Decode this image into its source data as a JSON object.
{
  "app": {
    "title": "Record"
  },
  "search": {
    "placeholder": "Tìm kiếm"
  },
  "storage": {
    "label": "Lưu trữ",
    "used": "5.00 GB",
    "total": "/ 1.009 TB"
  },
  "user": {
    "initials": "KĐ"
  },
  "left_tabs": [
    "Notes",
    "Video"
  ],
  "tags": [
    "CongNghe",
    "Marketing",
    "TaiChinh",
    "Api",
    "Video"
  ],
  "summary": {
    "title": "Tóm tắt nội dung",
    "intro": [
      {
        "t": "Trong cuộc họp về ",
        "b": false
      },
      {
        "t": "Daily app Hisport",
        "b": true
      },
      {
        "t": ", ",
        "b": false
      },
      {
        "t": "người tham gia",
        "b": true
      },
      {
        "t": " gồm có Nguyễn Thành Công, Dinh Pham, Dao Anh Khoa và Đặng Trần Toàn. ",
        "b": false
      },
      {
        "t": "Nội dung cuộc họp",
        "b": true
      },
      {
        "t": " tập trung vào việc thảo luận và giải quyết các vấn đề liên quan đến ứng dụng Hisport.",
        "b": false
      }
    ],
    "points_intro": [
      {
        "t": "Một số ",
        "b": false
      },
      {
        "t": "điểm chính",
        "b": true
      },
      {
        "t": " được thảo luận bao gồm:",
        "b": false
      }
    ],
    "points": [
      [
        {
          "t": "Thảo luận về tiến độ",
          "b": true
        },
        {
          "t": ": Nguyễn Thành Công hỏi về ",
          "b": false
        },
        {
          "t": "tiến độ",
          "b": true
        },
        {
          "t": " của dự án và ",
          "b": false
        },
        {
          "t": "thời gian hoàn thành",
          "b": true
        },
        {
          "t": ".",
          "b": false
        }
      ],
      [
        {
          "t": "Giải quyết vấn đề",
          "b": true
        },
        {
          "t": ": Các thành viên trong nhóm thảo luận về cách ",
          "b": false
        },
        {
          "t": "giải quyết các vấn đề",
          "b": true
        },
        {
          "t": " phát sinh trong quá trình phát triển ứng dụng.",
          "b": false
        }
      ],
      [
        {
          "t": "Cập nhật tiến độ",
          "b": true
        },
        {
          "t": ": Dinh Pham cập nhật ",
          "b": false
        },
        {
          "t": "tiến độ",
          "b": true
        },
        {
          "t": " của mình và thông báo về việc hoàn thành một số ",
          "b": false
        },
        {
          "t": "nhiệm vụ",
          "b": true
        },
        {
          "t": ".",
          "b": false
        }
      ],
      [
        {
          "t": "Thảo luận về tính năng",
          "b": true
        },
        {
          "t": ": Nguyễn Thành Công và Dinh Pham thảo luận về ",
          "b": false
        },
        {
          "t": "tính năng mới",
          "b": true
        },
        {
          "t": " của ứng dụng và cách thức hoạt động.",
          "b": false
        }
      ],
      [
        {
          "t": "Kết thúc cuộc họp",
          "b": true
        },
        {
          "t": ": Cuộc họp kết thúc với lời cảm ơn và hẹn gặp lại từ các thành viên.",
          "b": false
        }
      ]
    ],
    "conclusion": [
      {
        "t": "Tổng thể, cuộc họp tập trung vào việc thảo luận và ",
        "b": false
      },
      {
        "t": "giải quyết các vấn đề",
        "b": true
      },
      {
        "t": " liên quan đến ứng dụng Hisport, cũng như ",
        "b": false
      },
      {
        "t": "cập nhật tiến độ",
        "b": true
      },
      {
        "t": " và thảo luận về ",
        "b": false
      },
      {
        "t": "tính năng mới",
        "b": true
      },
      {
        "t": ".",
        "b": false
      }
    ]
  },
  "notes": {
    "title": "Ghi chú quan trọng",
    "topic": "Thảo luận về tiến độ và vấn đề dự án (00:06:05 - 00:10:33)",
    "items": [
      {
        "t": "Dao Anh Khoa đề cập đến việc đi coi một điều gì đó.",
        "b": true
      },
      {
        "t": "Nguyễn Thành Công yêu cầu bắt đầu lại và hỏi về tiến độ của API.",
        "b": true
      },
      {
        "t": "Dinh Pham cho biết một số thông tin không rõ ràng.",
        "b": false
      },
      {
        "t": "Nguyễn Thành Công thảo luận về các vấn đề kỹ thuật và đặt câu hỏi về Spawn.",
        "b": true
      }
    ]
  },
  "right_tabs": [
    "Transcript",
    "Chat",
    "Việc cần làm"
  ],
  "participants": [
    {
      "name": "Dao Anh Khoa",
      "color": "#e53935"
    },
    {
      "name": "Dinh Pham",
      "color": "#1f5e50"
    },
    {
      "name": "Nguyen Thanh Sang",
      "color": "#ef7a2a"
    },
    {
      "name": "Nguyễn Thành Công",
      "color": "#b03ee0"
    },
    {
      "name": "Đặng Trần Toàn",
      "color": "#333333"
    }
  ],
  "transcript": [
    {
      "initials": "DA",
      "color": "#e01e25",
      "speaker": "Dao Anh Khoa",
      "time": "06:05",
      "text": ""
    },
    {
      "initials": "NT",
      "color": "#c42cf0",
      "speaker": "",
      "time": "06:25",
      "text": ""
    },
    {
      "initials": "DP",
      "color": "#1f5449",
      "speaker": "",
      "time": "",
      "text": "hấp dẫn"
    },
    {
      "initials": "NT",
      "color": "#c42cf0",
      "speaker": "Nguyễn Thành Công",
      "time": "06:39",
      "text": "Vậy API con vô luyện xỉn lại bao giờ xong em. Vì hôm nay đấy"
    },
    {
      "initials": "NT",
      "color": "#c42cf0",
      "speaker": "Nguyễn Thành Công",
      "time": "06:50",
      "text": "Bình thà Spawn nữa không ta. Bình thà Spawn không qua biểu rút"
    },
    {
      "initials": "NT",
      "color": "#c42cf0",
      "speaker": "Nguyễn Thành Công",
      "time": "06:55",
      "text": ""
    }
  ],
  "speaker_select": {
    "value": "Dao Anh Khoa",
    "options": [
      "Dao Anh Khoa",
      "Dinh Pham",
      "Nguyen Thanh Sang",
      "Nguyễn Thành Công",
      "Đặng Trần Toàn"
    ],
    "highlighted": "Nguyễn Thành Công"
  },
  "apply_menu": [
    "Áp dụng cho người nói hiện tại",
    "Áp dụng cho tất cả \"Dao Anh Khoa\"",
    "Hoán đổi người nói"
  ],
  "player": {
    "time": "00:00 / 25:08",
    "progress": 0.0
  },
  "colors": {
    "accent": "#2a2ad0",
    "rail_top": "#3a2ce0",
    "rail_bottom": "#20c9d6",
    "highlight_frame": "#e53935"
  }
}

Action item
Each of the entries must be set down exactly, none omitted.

Task result
Decode this image into its source data as a JSON object.
{
  "app": {
    "title": "Record"
  },
  "search": {
    "placeholder": "Tìm kiếm"
  },
  "storage": {
    "label": "Lưu trữ",
    "used": "5.00 GB",
    "total": "/ 1.009 TB"
  },
  "user": {
    "initials": "KĐ"
  },
  "left_tabs": [
    "Notes",
    "Video"
  ],
  "tags": [
    "CongNghe",
    "Marketing",
    "TaiChinh",
    "Api",
    "Video"
  ],
  "summary": {
    "title": "Tóm tắt nội dung",
    "intro": [
      {
        "t": "Trong cuộc họp về ",
        "b": false
      },
      {
        "t": "Daily app Hisport",
        "b": true
      },
      {
        "t": ", ",
        "b": false
      },
      {
        "t": "người tham gia",
        "b": true
      },
      {
        "t": " gồm có Nguyễn Thành Công, Dinh Pham, Dao Anh Khoa và Đặng Trần Toàn. ",
        "b": false
      },
      {
        "t": "Nội dung cuộc họp",
        "b": true
      },
      {
        "t": " tập trung vào việc thảo luận và giải quyết các vấn đề liên quan đến ứng dụng Hisport.",
        "b": false
      }
    ],
    "points_intro": [
      {
        "t": "Một số ",
        "b": false
      },
      {
        "t": "điểm chính",
        "b": true
      },
      {
        "t": " được thảo luận bao gồm:",
        "b": false
      }
    ],
    "points": [
      [
        {
          "t": "Thảo luận về tiến độ",
          "b": true
        },
        {
          "t": ": Nguyễn Thành Công hỏi về ",
          "b": false
        },
        {
          "t": "tiến độ",
          "b": true
        },
        {
          "t": " của dự án và ",
          "b": false
        },
        {
          "t": "thời gian hoàn thành",
          "b": true
        },
        {
          "t": ".",
          "b": false
        }
      ],
      [
        {
          "t": "Giải quyết vấn đề",
          "b": true
        },
        {
          "t": ": Các thành viên trong nhóm thảo luận về cách ",
          "b": false
        },
        {
          "t": "giải quyết các vấn đề",
          "b": true
        },
        {
          "t": " phát sinh trong quá trình phát triển ứng dụng.",
          "b": false
        }
      ],
      [
        {
          "t": "Cập nhật tiến độ",
          "b": true
        },
        {
          "t": ": Dinh Pham cập nhật ",
          "b": false
        },
        {
          "t": "tiến độ",
          "b": true
        },
        {
          "t": " của mình và thông báo về việc hoàn thành một số ",
          "b": false
        },
        {
          "t": "nhiệm vụ",
          "b": true
        },
        {
          "t": ".",
          "b": false
        }
      ],
      [
        {
          "t": "Thảo luận về tính năng",
          "b": true
        },
        {
          "t": ": Nguyễn Thành Công và Dinh Pham thảo luận về ",
          "b": false
        },
        {
          "t": "tính năng mới",
          "b": true
        },
        {
          "t": " của ứng dụng và cách thức hoạt động.",
          "b": false
        }
      ],
      [
        {
          "t": "Kết thúc cuộc họp",
          "b": true
        },
        {
          "t": ": Cuộc họp kết thúc với lời cảm ơn và hẹn gặp lại từ các thành viên.",
          "b": false
        }
      ]
    ],
    "conclusion": [
      {
        "t": "Tổng thể, cuộc họp tập trung vào việc thảo luận và ",
        "b": false
      },
      {
        "t": "giải quyết các vấn đề",
        "b": true
      },
      {
        "t": " liên quan đến ứng dụng Hisport, cũng như ",
        "b": false
      },
      {
        "t": "cập nhật tiến độ",
        "b": true
      },
      {
        "t": " và thảo luận về ",
        "b": false
      },
      {
        "t": "tính năng mới",
        "b": true
      },
      {
        "t": ".",
        "b": false
      }
    ]
  },
  "notes": {
    "title": "Ghi chú quan trọng",
    "topic": "Thảo luận về tiến độ và vấn đề dự án (00:06:05 - 00:10:33)",
    "items": [
      {
        "t": "Dao Anh Khoa đề cập đến việc đi coi một điều gì đó.",
        "b": true
      },
      {
        "t": "Nguyễn Thành Công yêu cầu bắt đầu lại và hỏi về tiến độ của API.",
        "b": true
      },
      {
        "t": "Dinh Pham cho biết một số thông tin không rõ ràng.",
        "b": false
      },
      {
        "t": "Nguyễn Thành Công thảo luận về các vấn đề kỹ thuật và đặt câu hỏi về Spawn.",
        "b": true
      }
    ]
  },
  "right_tabs": [
    "Transcript",
    "Chat",
    "Việc cần làm"
  ],
  "participants": [
    {
      "name": "Dao Anh Khoa",
      "color": "#e53935"
    },
    {
      "name": "Dinh Pham",
      "color": "#1f5e50"
    },
    {
      "name": "Nguyen Thanh Sang",
      "color": "#ef7a2a"
    },
    {
      "name": "Nguyễn Thành Công",
      "color": "#b03ee0"
    },
    {
      "name": "Đặng Trần Toàn",
      "color": "#333333"
    }
  ],
  "transcript": [
    {
      "initials": "DA",
      "color": "#e01e25",
      "speaker": "Dao Anh Khoa",
      "time": "06:05",
      "text": ""
    },
    {
      "initials": "NT",
      "color": "#c42cf0",
      "speaker": "",
      "time": "06:25",
      "text": ""
    },
    {
      "initials": "DP",
      "color": "#1f5449",
      "speaker": "",
      "time": "",
      "text": "hấp dẫn"
    },
    {
      "initials": "NT",
      "color": "#c42cf0",
      "speaker": "Nguyễn Thành Công",
      "time": "06:39",
      "text": "Vậy API con vô luyện xỉn lại bao giờ xong em. Vì hôm nay đấy"
    },
    {
      "initials": "NT",
      "color": "#c42cf0",
      "speaker": "Nguyễn Thành Công",
      "time": "06:50",
      "text": "Bình thà Spawn nữa không ta. Bình thà Spawn không qua biểu rút"
    },
    {
      "initials": "NT",
      "color": "#c42cf0",
      "speaker": "Nguyễn Thành Công",
      "time": "06:55",
      "text": ""
    }
  ],
  "speaker_select": {
    "value": "Dao Anh Khoa",
    "options": [
      "Dao Anh Khoa",
      "Dinh Pham",
      "Nguyen Thanh Sang",
      "Nguyễn Thành Công",
      "Đặng Trần Toàn"
    ],
    "highlighted": "Nguyễn Thành Công"
  },
  "apply_menu": [
    "Áp dụng cho người nói hiện tại",
    "Áp dụng cho tất cả \"Dao Anh Khoa\"",
    "Hoán đổi người nói"
  ],
  "player": {
    "time": "00:00 / 25:08",
    "progress": 0.0
  },
  "colors": {
    "accent": "#2a2ad0",
    "rail_top": "#3a2ce0",
    "rail_bottom": "#20c9d6",
    "highlight_frame": "#e53935"
  }
}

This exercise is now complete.